Read the records below. Copy each line where the string "عيادة" occurs.

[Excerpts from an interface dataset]
►

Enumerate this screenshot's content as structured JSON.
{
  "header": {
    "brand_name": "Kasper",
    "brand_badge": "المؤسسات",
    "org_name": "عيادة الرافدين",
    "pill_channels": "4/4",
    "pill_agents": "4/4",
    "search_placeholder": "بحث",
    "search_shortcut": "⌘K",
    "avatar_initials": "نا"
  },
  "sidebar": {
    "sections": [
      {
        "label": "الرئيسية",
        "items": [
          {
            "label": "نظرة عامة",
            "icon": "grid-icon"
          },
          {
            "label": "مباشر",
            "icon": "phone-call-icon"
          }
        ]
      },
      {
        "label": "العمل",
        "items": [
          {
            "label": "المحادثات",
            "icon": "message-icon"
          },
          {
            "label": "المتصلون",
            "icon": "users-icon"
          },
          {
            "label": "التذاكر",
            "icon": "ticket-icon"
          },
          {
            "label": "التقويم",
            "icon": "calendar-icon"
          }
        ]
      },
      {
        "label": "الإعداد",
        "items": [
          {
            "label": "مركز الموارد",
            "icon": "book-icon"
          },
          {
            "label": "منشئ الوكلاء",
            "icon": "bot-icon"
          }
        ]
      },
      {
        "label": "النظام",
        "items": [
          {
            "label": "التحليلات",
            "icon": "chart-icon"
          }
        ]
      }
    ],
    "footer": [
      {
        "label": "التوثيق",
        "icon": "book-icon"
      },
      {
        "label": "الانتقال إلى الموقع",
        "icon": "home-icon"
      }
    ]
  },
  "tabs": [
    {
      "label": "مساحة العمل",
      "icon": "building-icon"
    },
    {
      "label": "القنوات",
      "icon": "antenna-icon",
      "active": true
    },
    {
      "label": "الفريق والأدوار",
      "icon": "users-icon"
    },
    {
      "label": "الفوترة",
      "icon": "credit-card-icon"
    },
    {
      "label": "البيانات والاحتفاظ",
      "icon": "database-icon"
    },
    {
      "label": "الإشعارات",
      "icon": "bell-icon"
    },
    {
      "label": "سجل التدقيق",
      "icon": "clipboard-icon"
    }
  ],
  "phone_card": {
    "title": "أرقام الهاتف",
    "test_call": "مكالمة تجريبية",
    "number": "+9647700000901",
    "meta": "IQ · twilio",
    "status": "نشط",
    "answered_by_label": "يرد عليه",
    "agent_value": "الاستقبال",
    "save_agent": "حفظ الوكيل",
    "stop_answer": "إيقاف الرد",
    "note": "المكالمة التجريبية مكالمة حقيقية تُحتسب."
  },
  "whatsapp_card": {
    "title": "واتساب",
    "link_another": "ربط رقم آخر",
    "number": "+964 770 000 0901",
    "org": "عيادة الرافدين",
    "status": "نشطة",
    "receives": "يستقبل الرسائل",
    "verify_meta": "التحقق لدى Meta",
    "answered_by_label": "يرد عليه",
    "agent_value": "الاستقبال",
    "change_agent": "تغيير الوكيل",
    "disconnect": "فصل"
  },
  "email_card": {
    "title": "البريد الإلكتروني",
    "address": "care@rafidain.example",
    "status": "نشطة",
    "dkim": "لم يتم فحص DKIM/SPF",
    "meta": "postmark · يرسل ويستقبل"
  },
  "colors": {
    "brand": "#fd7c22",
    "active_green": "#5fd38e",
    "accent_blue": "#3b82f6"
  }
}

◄

Answer for the task »
    "org_name": "عيادة الرافدين",
    "org": "عيادة الرافدين",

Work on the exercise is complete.